Most of the people that I know don't even really negotiate the price of their house. Rather, they try to pick a decent real estate agent, and let the agent handle the negotiation. I do know a handful of people that are able to do this successfully on their own; a much smaller number of them enjoyed it; a smaller segment still have actually done that multiple times in their life.

Ask around about buying a car: this is really the experience you want when you need arthroscopic surgery on your knee?

What you want is for the pain to go away, and for you to be able to take up hiking again.

So, in the end, I struggle to comprehend what sort of world it is that Cochrane envisions.

It seems like his ideal is a situation in which we are all informed consumers, and have no trouble evaluating whether we are being given a good deal for duodenal atresia surgery or base cell carcinoma immunotherapy, in which we arrange to have strokes, aneurysms, broken arms and heart attacks with enough advance notice that we can consult Yelp before the ambulance arrives, and in which we respond to being told that the yearly mammogram will cost $375 by saying: "how about $225 instead?"

I guess I'm still looking for that informed, readable, clear-headed, approachable paper which explains what we, as a society, can truly and effectively do about healthcare costs.

Thank you Mr. Cochrane for trying.

But I'm afraid that, for me at least, you were not successful.

Categories: FLOSS Project Planets

Justin Mason: Links for 2017-10-05

Thu, 2017-10-05 19:58
Categories: FLOSS Project Planets

Mukul Gandhi: Zoomable Android image view

Wed, 2017-10-04 01:29
By default, an ImageView is not zoomable in an Android app by a finger touch. Just found a brilliant customization of Android's ImageView, which is zoomable. It's located here:

To use it in the app, we just have to do TouchImageView iv = (TouchImageView) findViewById(; (in an Activity's onCreate method for example). Of course, TouchImageView supports all the behavior of standard ImageView class.
Categories: FLOSS Project Planets

Justin Mason: Links for 2017-10-03

Tue, 2017-10-03 19:58
  • Intel pcj library for persistent memory-oriented data structures

    This is a “pilot” project to develop a library for Java objects stored in persistent memory. Persistent collections are being emphasized because many applications for persistent memory seem to map well to the use of collections. One of this project’s goals is to make programming with persistent objects feel natural to a Java developer, for example, by using familiar Java constructs when incorporating persistence elements such as data consistency and object lifetime. The breadth of persistent types is currently limited and the code is not performance-optimized. We are making the code available because we believe it can be useful in experiments to retrofit existing Java code to use persistent memory and to explore persistent Java programming in general. (via Mario Fusco)

    (tags: persistent-memory data-structures storage persistence java coding future)

  • Google and Facebook Have Failed Us – The Atlantic

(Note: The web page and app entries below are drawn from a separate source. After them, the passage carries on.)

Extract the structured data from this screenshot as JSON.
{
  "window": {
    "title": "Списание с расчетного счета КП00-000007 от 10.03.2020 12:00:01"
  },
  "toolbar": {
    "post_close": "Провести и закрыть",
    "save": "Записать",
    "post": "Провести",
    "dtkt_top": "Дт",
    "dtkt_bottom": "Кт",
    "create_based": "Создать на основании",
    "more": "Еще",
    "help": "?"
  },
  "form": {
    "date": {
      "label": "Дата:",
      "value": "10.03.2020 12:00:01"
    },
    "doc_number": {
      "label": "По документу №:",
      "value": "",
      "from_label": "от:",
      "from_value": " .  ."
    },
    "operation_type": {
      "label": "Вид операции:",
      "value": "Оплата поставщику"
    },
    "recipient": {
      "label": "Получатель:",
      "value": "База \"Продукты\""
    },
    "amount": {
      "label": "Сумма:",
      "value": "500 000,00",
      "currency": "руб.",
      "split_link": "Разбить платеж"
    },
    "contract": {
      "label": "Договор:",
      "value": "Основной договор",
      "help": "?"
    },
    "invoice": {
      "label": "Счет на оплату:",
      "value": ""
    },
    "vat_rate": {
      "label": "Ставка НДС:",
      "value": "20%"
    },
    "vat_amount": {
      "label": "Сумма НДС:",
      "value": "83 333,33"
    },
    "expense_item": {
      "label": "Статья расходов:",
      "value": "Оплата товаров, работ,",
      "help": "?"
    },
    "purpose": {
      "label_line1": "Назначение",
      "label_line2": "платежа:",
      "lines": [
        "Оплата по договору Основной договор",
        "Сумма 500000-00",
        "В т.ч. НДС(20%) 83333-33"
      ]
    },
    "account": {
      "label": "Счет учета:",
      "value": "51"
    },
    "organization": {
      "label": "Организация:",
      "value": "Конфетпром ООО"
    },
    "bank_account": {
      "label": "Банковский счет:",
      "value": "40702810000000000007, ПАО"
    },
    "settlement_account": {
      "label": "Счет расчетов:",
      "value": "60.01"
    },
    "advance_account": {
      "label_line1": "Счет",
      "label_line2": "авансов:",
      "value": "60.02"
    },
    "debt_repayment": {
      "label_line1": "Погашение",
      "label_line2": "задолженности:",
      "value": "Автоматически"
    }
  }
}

    There’s no hiding behind algorithms anymore. The problems cannot be minimized. The machines have shown they are not up to the task of dealing with rare, breaking news events, and it is unlikely that they will be in the near future. More humans must be added to the decision-making process, and the sooner the better.

    (tags: algorithms facebook google las-vegas news filtering hoaxes 4chan abuse breaking-news responsibility silicon-valley)

Categories: FLOSS Project Planets